Zweig Professors and Research Scientists
Heidi Reesink - Harry M. Zweig Assistant Professor in Equine Health 2019-2021
Heidi Reesink has been named the Harry M. Zweig Assistant Professor in Equine Health in honor of her ambitious research program to detect horses at risk for catastrophic injuries and to develop new treatments for arthritis.
The professorship is a three-year, endowed position for a junior faculty member who shows great promise for advancing equine research. It can be instrumental in helping junior faculty secure funding and develop high-level publications necessary for long-term success. Reesink has received grants previously from the Zweig Memorial Fund to support individual research projects. She has also received support from the Grayson-Jockey Club Research Foundation, the Cornell Center for Advanced Technology, the Cornell Center for Materials Research and the National Institutes of Health through a Mentored Clinical Scientist Development Award, a highly competitive grant to advance the careers of promising researchers.
Gerlinde Van de Walle - Harry M. Zweig Assistant Professor in Equine Health 2017-2018
In recognition of her success in research related to the health of horses, Dr. Gerlinde Van de Walle has been named the Harry M. Zweig Assistant Professor in Equine Health. The three-year term endowed position recognizes a junior faculty member who shows promise and productivity in the field of equine research.

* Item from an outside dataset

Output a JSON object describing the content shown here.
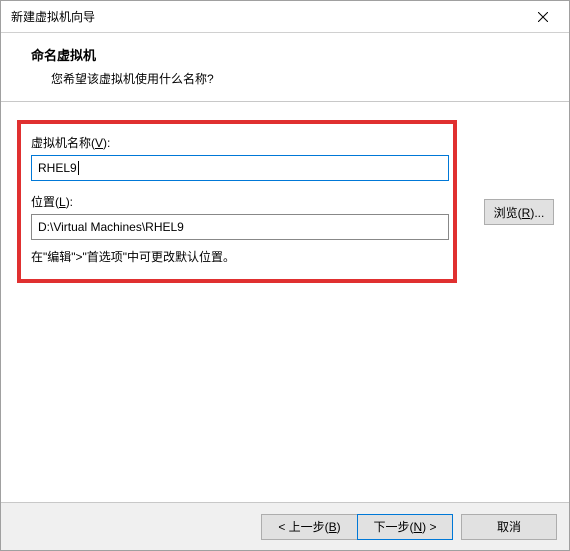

Van de Walle’s equine research program focuses on infectious diseases and wound healing, work that has been funded by the Zweig Memorial Fund, Boehringer Ingelheim, the National Institutes of Health, the United States Department of Agriculture, the Cornell Stem Cell Program, and the American Quarter Horse Foundation. The results promise to not only help improve the health and wellbeing of horses, but of humans and other animal species as well.
Jonathan Cheetham - Harry M. Zweig Research Scientist 2012-2013
The Harry M. Zweig Memorial Fund committee has selected equine surgeon Dr. Jon Cheetham as the first Zweig Research Scientist, a new position for junior faculty at Cornell’s College of Veterinary Medicine who show promise and productivity in equine research.
Awarded in December 2012, the yearlong position will fund Cheetham’s research into diagnosing and treating recurrent laryngeal paralysis, commonly known as roaring. Horses with this condition have developed weakened airway nerves and muscles and cannot breathe fully during exercise. Unfound and untreated, it can quickly end a horse’s career.
Bettina Wagner - Harry M. Zweig Assistant Professor in Equine Health 2009-2011
Dr. Bettina Wagner, assistant professor of immunology at the College of Veterinary Medicine, has been named the Harry M. Zweig Assistant Professor in Equine Health. The three-year term endowed position recognizes a junior faculty member who shows promise and productivity in the field of equine research.
Dr. Wagner’s research focuses on equine immunology. She studies the regulation of the immune system and the relationship between the innate and adaptive immune responses. The innate immune system is the horse’s first line of defense against invading organisms while the adaptive immune system acts as a second line of defense as well as protecting the horse from re-infection from harmful pathogens. Funded with grants from the USDA and the Zweig Fund for Equine Research, Dr. Wagner’s lab is credited with developing several reagents that are available to the global research community. Reagents are used in immunological procedures to detect, measure, or examine the innate immune response in health and disease. The new tools are used in the lab to study the immune response to Equine herpesvirus type I and the mechanisms leading to immunity and protection from disease in foals.
Julia (Flaminio) Felippe - Harry M. Zweig Assistant Professor in Equine Health 2006-2008
Although most of a horse’s immune system develops during fetal life, foals are very susceptible to infection in their first five months. Assistant Professor of Medicine Julia Flaminio, DVM, MS, PhD, DACVIM, seeks to identify the mature and immature elements of the immune system of the foal, and hopefully the means to reduce their susceptibility to specific pathogens. She has been named the first Harry M. Zweig Assistant Professor in Equine Health.
“Julia is a wonderful human being,” says Associate Dean Robert Gilbert, BVSc, MMed Vet, MRCVS. “Her education, expertise, and understanding of equine medicine and the equine industry, as well as her research accomplishments and potential, contribute to her being the ideal candidate for the Harry M. Zweig Assistant Professorship.”